Surviving trauma can be likened to addiction: one’s self is always in recovery. Given the ongoing nature of survival, Clayton’s book has an air of unfinished business—as if the speaker has more to learn: “I need to understand,” the speaker pleads in the final poem “Brand.” This desire to know and understand the past also highlights a shift in the speaker’s perception—an important step in any therapeutic process, especially in cognitive and dialectical behavioural therapies.

But looking back and wading through the past can be merciless. It can be disorienting, unsettling—dangerous even. To create a sense of disorientation and to capture the inherent risk of processing trauma, Clayton performs a deftly executed poetic legerdemain to confuse dreams with reality. The poems follow no logical chronology, nor do they adhere to any rules of realism. Scenes ebb and flow. Tender moments shift into violent fantasies and graphic descriptions of sexual assault. Bodies cause pile-ups. The woods stare back and shame has a tail. Tire tracks reveal futures. And funhouse-like mirrors work to further distort the speaker’s subconscious reflections.

Revisiting these reflections, whether warped or not, is a vital exercise, despite the accompanying body-mind discomfort, for mindfulness practices result in positive changes in behaviour and core beliefs. “The habits I build today will last for the rest of my life,” says Clayton’s speaker; however, creating new neural pathways does not happen overnight (“Growth”). In time, she explains, “[w]e learn to process what we take in, generate energy from something then nothing then finally [we are] self-sufficient” (“Lone Mouse in Empty Space”).

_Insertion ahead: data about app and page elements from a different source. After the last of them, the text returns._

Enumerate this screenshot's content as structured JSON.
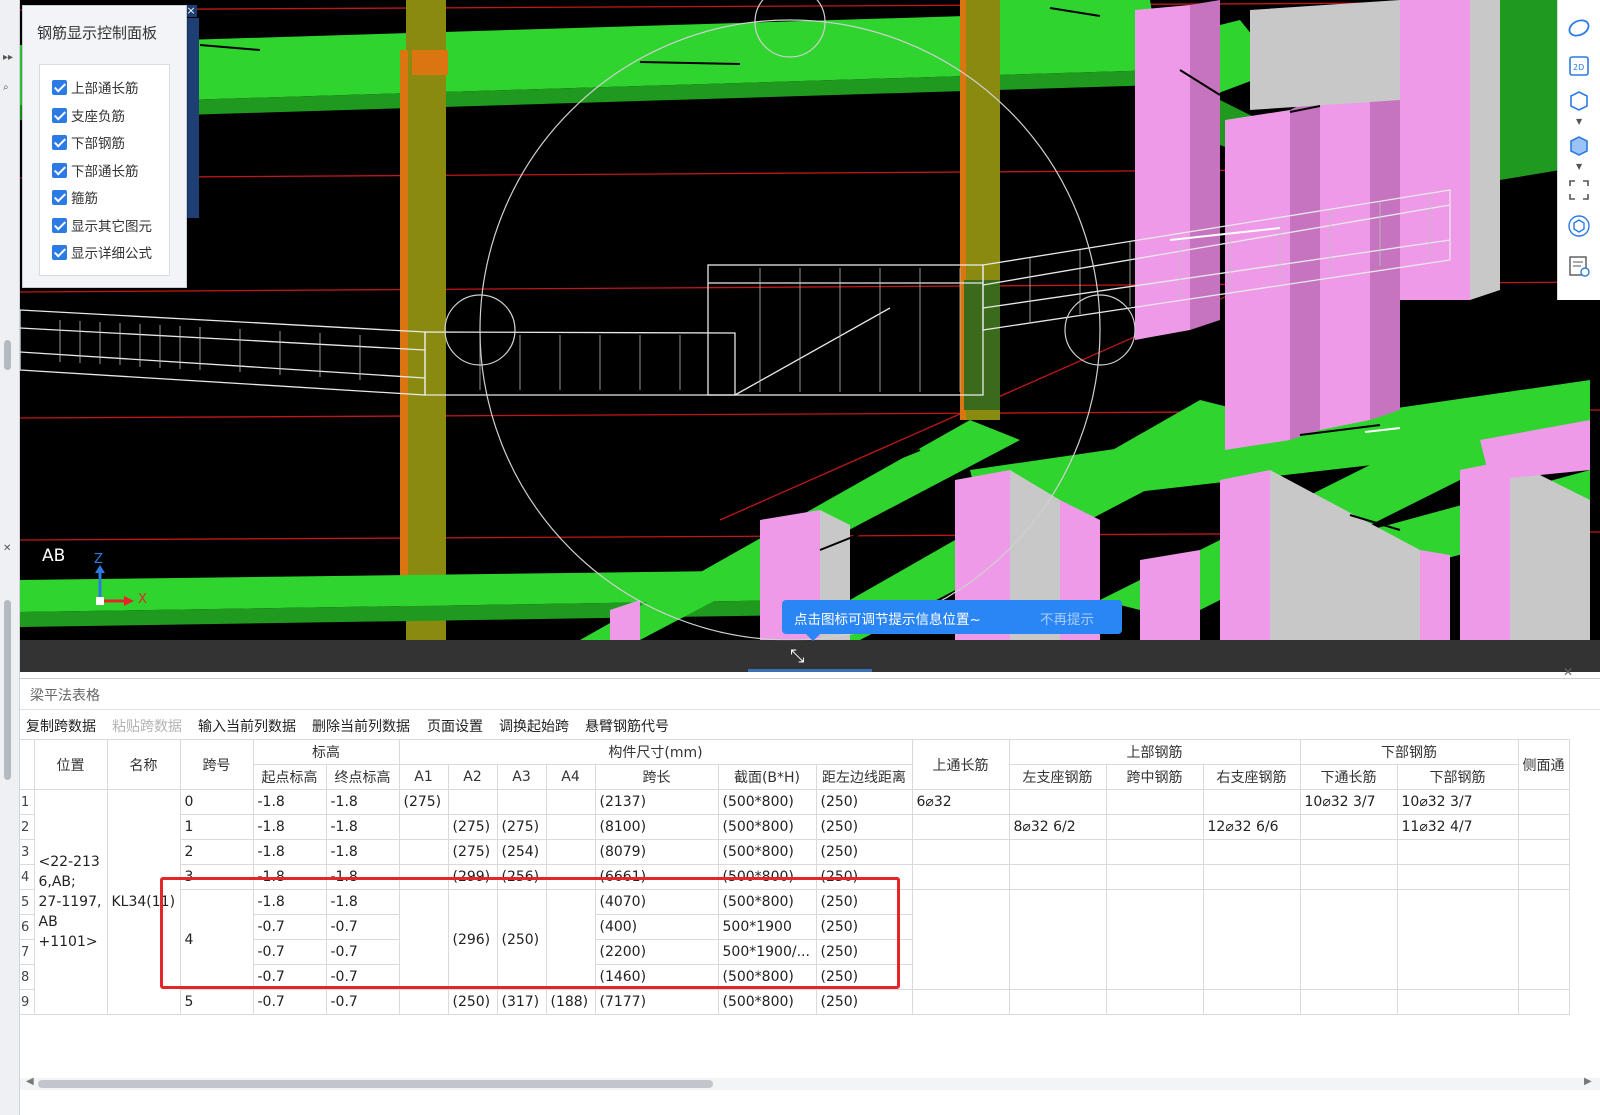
{
  "control_panel": {
    "title": "钢筋显示控制面板",
    "options": [
      {
        "label": "上部通长筋",
        "checked": true
      },
      {
        "label": "支座负筋",
        "checked": true
      },
      {
        "label": "下部钢筋",
        "checked": true
      },
      {
        "label": "下部通长筋",
        "checked": true
      },
      {
        "label": "箍筋",
        "checked": true
      },
      {
        "label": "显示其它图元",
        "checked": true
      },
      {
        "label": "显示详细公式",
        "checked": true
      }
    ]
  },
  "viewport": {
    "tooltip": {
      "text": "点击图标可调节提示信息位置~",
      "dismiss": "不再提示"
    },
    "ab_label": "AB",
    "axis": {
      "z": "Z",
      "x": "X"
    }
  },
  "right_toolbar": {
    "icons": [
      "orbit-icon",
      "2d-view-icon",
      "3d-box-icon",
      "3d-solid-box-icon",
      "fullscreen-icon",
      "view-cube-icon",
      "properties-icon"
    ],
    "view_2d_label": "2D"
  },
  "table_panel": {
    "title": "梁平法表格",
    "toolbar": [
      {
        "label": "复制跨数据",
        "enabled": true
      },
      {
        "label": "粘贴跨数据",
        "enabled": false
      },
      {
        "label": "输入当前列数据",
        "enabled": true
      },
      {
        "label": "删除当前列数据",
        "enabled": true
      },
      {
        "label": "页面设置",
        "enabled": true
      },
      {
        "label": "调换起始跨",
        "enabled": true
      },
      {
        "label": "悬臂钢筋代号",
        "enabled": true
      }
    ],
    "headers": {
      "position": "位置",
      "name": "名称",
      "span": "跨号",
      "elevation_group": "标高",
      "start_elev": "起点标高",
      "end_elev": "终点标高",
      "size_group": "构件尺寸(mm)",
      "a1": "A1",
      "a2": "A2",
      "a3": "A3",
      "a4": "A4",
      "span_len": "跨长",
      "section": "截面(B*H)",
      "dist": "距左边线距离",
      "top_through": "上通长筋",
      "top_group": "上部钢筋",
      "left_support": "左支座钢筋",
      "mid": "跨中钢筋",
      "right_support": "右支座钢筋",
      "bottom_group": "下部钢筋",
      "bot_through": "下通长筋",
      "bot_bar": "下部钢筋",
      "side": "侧面通"
    },
    "position_value": "<22-213 6,AB; 27-1197, AB +1101>",
    "name_value": "KL34(11)",
    "rows": [
      {
        "n": "1",
        "span": "0",
        "start": "-1.8",
        "end": "-1.8",
        "a1": "(275)",
        "a2": "",
        "a3": "",
        "a4": "",
        "len": "(2137)",
        "sec": "(500*800)",
        "dist": "(250)",
        "top": "6⌀32",
        "ls": "",
        "mid": "",
        "rs": "",
        "bt": "10⌀32 3/7",
        "bb": "10⌀32 3/7"
      },
      {
        "n": "2",
        "span": "1",
        "start": "-1.8",
        "end": "-1.8",
        "a1": "",
        "a2": "(275)",
        "a3": "(275)",
        "a4": "",
        "len": "(8100)",
        "sec": "(500*800)",
        "dist": "(250)",
        "top": "",
        "ls": "8⌀32 6/2",
        "mid": "",
        "rs": "12⌀32 6/6",
        "bt": "",
        "bb": "11⌀32 4/7"
      },
      {
        "n": "3",
        "span": "2",
        "start": "-1.8",
        "end": "-1.8",
        "a1": "",
        "a2": "(275)",
        "a3": "(254)",
        "a4": "",
        "len": "(8079)",
        "sec": "(500*800)",
        "dist": "(250)",
        "top": "",
        "ls": "",
        "mid": "",
        "rs": "",
        "bt": "",
        "bb": ""
      },
      {
        "n": "4",
        "span": "3",
        "start": "-1.8",
        "end": "-1.8",
        "a1": "",
        "a2": "(299)",
        "a3": "(256)",
        "a4": "",
        "len": "(6661)",
        "sec": "(500*800)",
        "dist": "(250)",
        "top": "",
        "ls": "",
        "mid": "",
        "rs": "",
        "bt": "",
        "bb": ""
      },
      {
        "n": "5",
        "span": "4",
        "start": "-1.8",
        "end": "-1.8",
        "a1": "",
        "a2": "(296)",
        "a3": "(250)",
        "a4": "",
        "len": "(4070)",
        "sec": "(500*800)",
        "dist": "(250)",
        "top": "",
        "ls": "",
        "mid": "",
        "rs": "",
        "bt": "",
        "bb": ""
      },
      {
        "n": "6",
        "span": "",
        "start": "-0.7",
        "end": "-0.7",
        "a1": "",
        "a2": "",
        "a3": "",
        "a4": "",
        "len": "(400)",
        "sec": "500*1900",
        "dist": "(250)",
        "top": "",
        "ls": "",
        "mid": "",
        "rs": "",
        "bt": "",
        "bb": ""
      },
      {
        "n": "7",
        "span": "",
        "start": "-0.7",
        "end": "-0.7",
        "a1": "",
        "a2": "",
        "a3": "",
        "a4": "",
        "len": "(2200)",
        "sec": "500*1900/...",
        "dist": "(250)",
        "top": "",
        "ls": "",
        "mid": "",
        "rs": "",
        "bt": "",
        "bb": ""
      },
      {
        "n": "8",
        "span": "",
        "start": "-0.7",
        "end": "-0.7",
        "a1": "",
        "a2": "",
        "a3": "",
        "a4": "",
        "len": "(1460)",
        "sec": "(500*800)",
        "dist": "(250)",
        "top": "",
        "ls": "",
        "mid": "",
        "rs": "",
        "bt": "",
        "bb": ""
      },
      {
        "n": "9",
        "span": "5",
        "start": "-0.7",
        "end": "-0.7",
        "a1": "",
        "a2": "(250)",
        "a3": "(317)",
        "a4": "(188)",
        "len": "(7177)",
        "sec": "(500*800)",
        "dist": "(250)",
        "top": "",
        "ls": "",
        "mid": "",
        "rs": "",
        "bt": "",
        "bb": ""
      }
    ]
  },
  "colors": {
    "beam_green": "#2fd42f",
    "column_pink": "#ee9ae8",
    "column_grey": "#c8c8c8",
    "column_olive": "#8a8a10",
    "column_orange": "#d9760f",
    "highlight_red": "#e4262a",
    "accent_blue": "#2b86f5"
  }
}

To interact with and interpret memory, grief, and trauma as safely as possible, poetry is the speaker’s chosen medium. “[P]ut the words inside [the poem], but you cannot go inside yourself. You must stay out here,” advises none other than renowned poet Dionne Brand in “Brand”. “We peer”—into the poem, the house, the past—the speaker says. Surviving is not a solitary act; and so, in this brief yet poignant interaction between Brand and the speaker, Clayton draws attention to the essentialness of support.

Clayton’s exemplary collection of surreal prose poems teaches us that surviving CPTSD is a lifelong process. A process whereby we learn to move “beyond the break.” Beyond “the sun, and the ships, and the fish, and the waves”—all those extraneous details threatening to anchor us in the abyss (“The Break”). Because those who stop treading water and “forget how to fight for life, […] are the ones who fall screaming” (“Love Interest”).

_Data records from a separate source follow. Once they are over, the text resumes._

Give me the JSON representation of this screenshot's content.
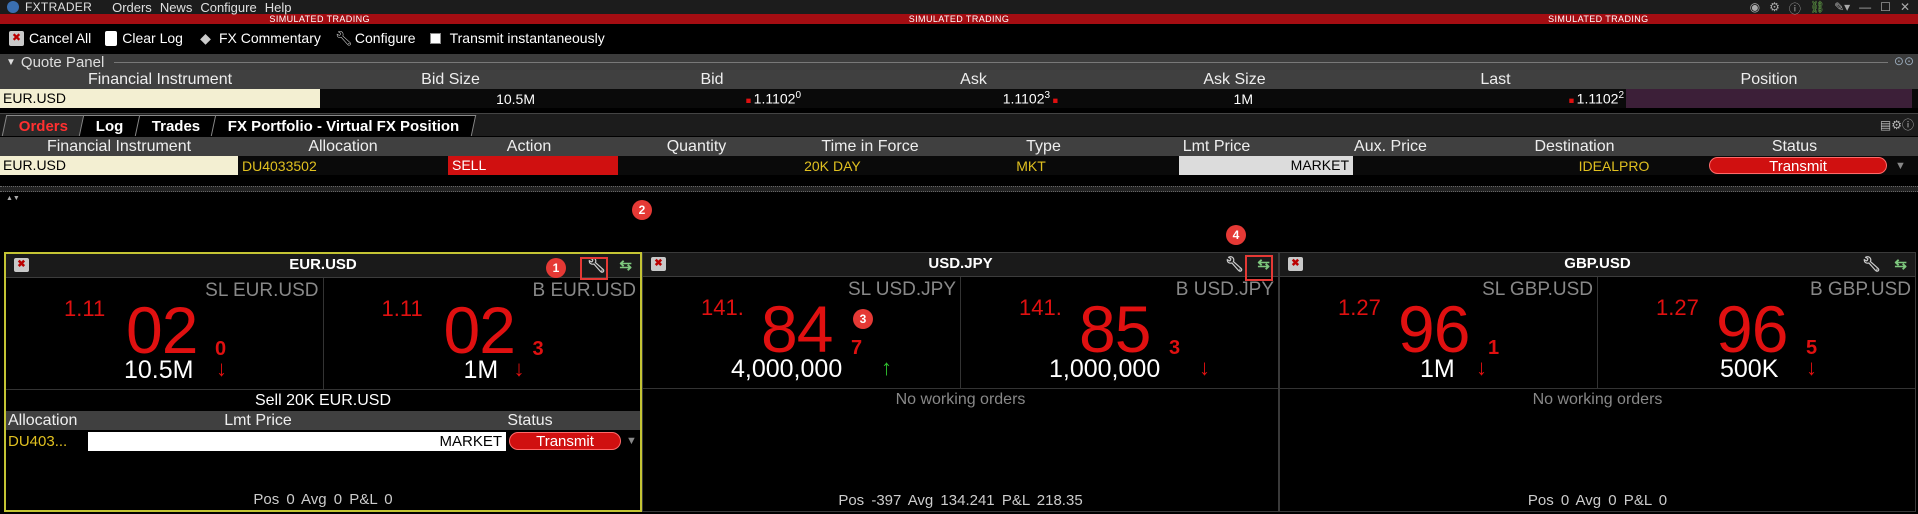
{
  "titlebar": {
    "app": "FXTRADER",
    "menus": [
      "Orders",
      "News",
      "Configure",
      "Help"
    ]
  },
  "sim_banner": [
    "SIMULATED TRADING",
    "SIMULATED TRADING",
    "SIMULATED TRADING"
  ],
  "toolbar": {
    "cancel_all": "Cancel All",
    "clear_log": "Clear Log",
    "fx_commentary": "FX Commentary",
    "configure": "Configure",
    "transmit_instant": "Transmit instantaneously"
  },
  "quote_panel": {
    "title": "Quote Panel",
    "headers": [
      "Financial Instrument",
      "Bid Size",
      "Bid",
      "Ask",
      "Ask Size",
      "Last",
      "Position"
    ],
    "row": {
      "instrument": "EUR.USD",
      "bid_size": "10.5M",
      "bid": "1.1102",
      "bid_sup": "0",
      "ask": "1.1102",
      "ask_sup": "3",
      "ask_size": "1M",
      "last": "1.1102",
      "last_sup": "2",
      "position": ""
    }
  },
  "orders": {
    "tabs": [
      "Orders",
      "Log",
      "Trades",
      "FX Portfolio - Virtual FX Position"
    ],
    "headers": [
      "Financial Instrument",
      "Allocation",
      "Action",
      "Quantity",
      "Time in Force",
      "Type",
      "Lmt Price",
      "Aux. Price",
      "Destination",
      "Status"
    ],
    "row": {
      "instrument": "EUR.USD",
      "allocation": "DU4033502",
      "action": "SELL",
      "quantity": "20K",
      "tif": "DAY",
      "type": "MKT",
      "lmt": "MARKET",
      "aux": "",
      "destination": "IDEALPRO",
      "status": "Transmit"
    }
  },
  "cards": [
    {
      "pair": "EUR.USD",
      "sell_label": "SL EUR.USD",
      "buy_label": "B EUR.USD",
      "sell": {
        "pre": "1.11",
        "big": "02",
        "pip": "0",
        "size": "10.5M",
        "dir": "↓"
      },
      "buy": {
        "pre": "1.11",
        "big": "02",
        "pip": "3",
        "size": "1M",
        "dir": "↓"
      },
      "order_summary": "Sell 20K EUR.USD",
      "order_headers": [
        "Allocation",
        "Lmt Price",
        "Status"
      ],
      "order_row": {
        "alloc": "DU403...",
        "lmt": "MARKET",
        "status": "Transmit"
      },
      "footer": "Pos  0   Avg  0   P&L  0"
    },
    {
      "pair": "USD.JPY",
      "sell_label": "SL USD.JPY",
      "buy_label": "B USD.JPY",
      "sell": {
        "pre": "141.",
        "big": "84",
        "pip": "7",
        "size": "4,000,000",
        "dir": "↑"
      },
      "buy": {
        "pre": "141.",
        "big": "85",
        "pip": "3",
        "size": "1,000,000",
        "dir": "↓"
      },
      "no_orders": "No working orders",
      "footer": "Pos  -397   Avg  134.241   P&L  218.35"
    },
    {
      "pair": "GBP.USD",
      "sell_label": "SL GBP.USD",
      "buy_label": "B GBP.USD",
      "sell": {
        "pre": "1.27",
        "big": "96",
        "pip": "1",
        "size": "1M",
        "dir": "↓"
      },
      "buy": {
        "pre": "1.27",
        "big": "96",
        "pip": "5",
        "size": "500K",
        "dir": "↓"
      },
      "no_orders": "No working orders",
      "footer": "Pos  0   Avg  0   P&L  0"
    }
  ],
  "callouts": [
    "1",
    "2",
    "3",
    "4"
  ]
}
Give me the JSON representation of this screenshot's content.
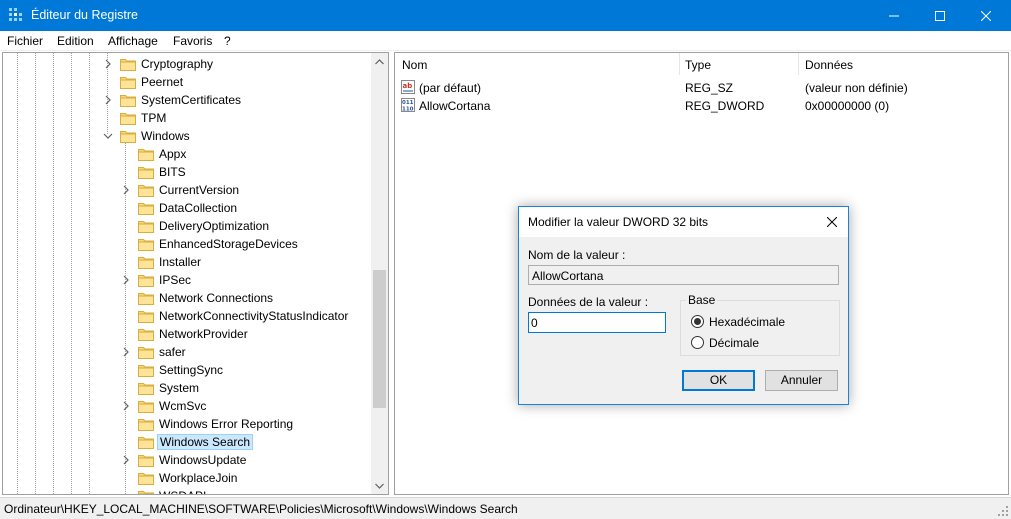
{
  "window": {
    "title": "Éditeur du Registre",
    "accent": "#0078d7"
  },
  "menu": [
    {
      "label": "Fichier",
      "accel": "F"
    },
    {
      "label": "Edition",
      "accel": "E"
    },
    {
      "label": "Affichage",
      "accel": "c"
    },
    {
      "label": "Favoris",
      "accel": "v"
    },
    {
      "label": "?",
      "accel": "?"
    }
  ],
  "tree": {
    "items": [
      {
        "label": "Cryptography",
        "level": 1,
        "expandable": true,
        "expanded": false
      },
      {
        "label": "Peernet",
        "level": 1,
        "expandable": false
      },
      {
        "label": "SystemCertificates",
        "level": 1,
        "expandable": true,
        "expanded": false
      },
      {
        "label": "TPM",
        "level": 1,
        "expandable": false
      },
      {
        "label": "Windows",
        "level": 1,
        "expandable": true,
        "expanded": true
      },
      {
        "label": "Appx",
        "level": 2,
        "expandable": false
      },
      {
        "label": "BITS",
        "level": 2,
        "expandable": false
      },
      {
        "label": "CurrentVersion",
        "level": 2,
        "expandable": true,
        "expanded": false
      },
      {
        "label": "DataCollection",
        "level": 2,
        "expandable": false
      },
      {
        "label": "DeliveryOptimization",
        "level": 2,
        "expandable": false
      },
      {
        "label": "EnhancedStorageDevices",
        "level": 2,
        "expandable": false
      },
      {
        "label": "Installer",
        "level": 2,
        "expandable": false
      },
      {
        "label": "IPSec",
        "level": 2,
        "expandable": true,
        "expanded": false
      },
      {
        "label": "Network Connections",
        "level": 2,
        "expandable": false
      },
      {
        "label": "NetworkConnectivityStatusIndicator",
        "level": 2,
        "expandable": false
      },
      {
        "label": "NetworkProvider",
        "level": 2,
        "expandable": false
      },
      {
        "label": "safer",
        "level": 2,
        "expandable": true,
        "expanded": false
      },
      {
        "label": "SettingSync",
        "level": 2,
        "expandable": false
      },
      {
        "label": "System",
        "level": 2,
        "expandable": false
      },
      {
        "label": "WcmSvc",
        "level": 2,
        "expandable": true,
        "expanded": false
      },
      {
        "label": "Windows Error Reporting",
        "level": 2,
        "expandable": false
      },
      {
        "label": "Windows Search",
        "level": 2,
        "expandable": false,
        "selected": true
      },
      {
        "label": "WindowsUpdate",
        "level": 2,
        "expandable": true,
        "expanded": false
      },
      {
        "label": "WorkplaceJoin",
        "level": 2,
        "expandable": false
      },
      {
        "label": "WSDAPI",
        "level": 2,
        "expandable": false
      }
    ]
  },
  "list": {
    "columns": [
      "Nom",
      "Type",
      "Données"
    ],
    "rows": [
      {
        "icon": "string-value-icon",
        "name": "(par défaut)",
        "type": "REG_SZ",
        "data": "(valeur non définie)"
      },
      {
        "icon": "dword-value-icon",
        "name": "AllowCortana",
        "type": "REG_DWORD",
        "data": "0x00000000 (0)"
      }
    ]
  },
  "status": {
    "path": "Ordinateur\\HKEY_LOCAL_MACHINE\\SOFTWARE\\Policies\\Microsoft\\Windows\\Windows Search"
  },
  "dialog": {
    "title": "Modifier la valeur DWORD 32 bits",
    "name_label": "Nom de la valeur :",
    "name_value": "AllowCortana",
    "data_label": "Données de la valeur :",
    "data_value": "0",
    "base_label": "Base",
    "radio_hex": "Hexadécimale",
    "radio_dec": "Décimale",
    "selected_base": "hex",
    "ok": "OK",
    "cancel": "Annuler"
  }
}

Elena Bentley (she/her) is a disabled, bi, and Métis/settler poet, editor, book reviewer, and children’s book author from Treaty 6 territory. She is a Citizen of Métis Nation-Saskatchewan, and she holds an MA in English from the University of Toronto. Her poetry has been published in various magazines and journals, including Arc Poetry, The Malahat Review, PRISM international, Room, and Grain. [updated November 2022]

Skip to content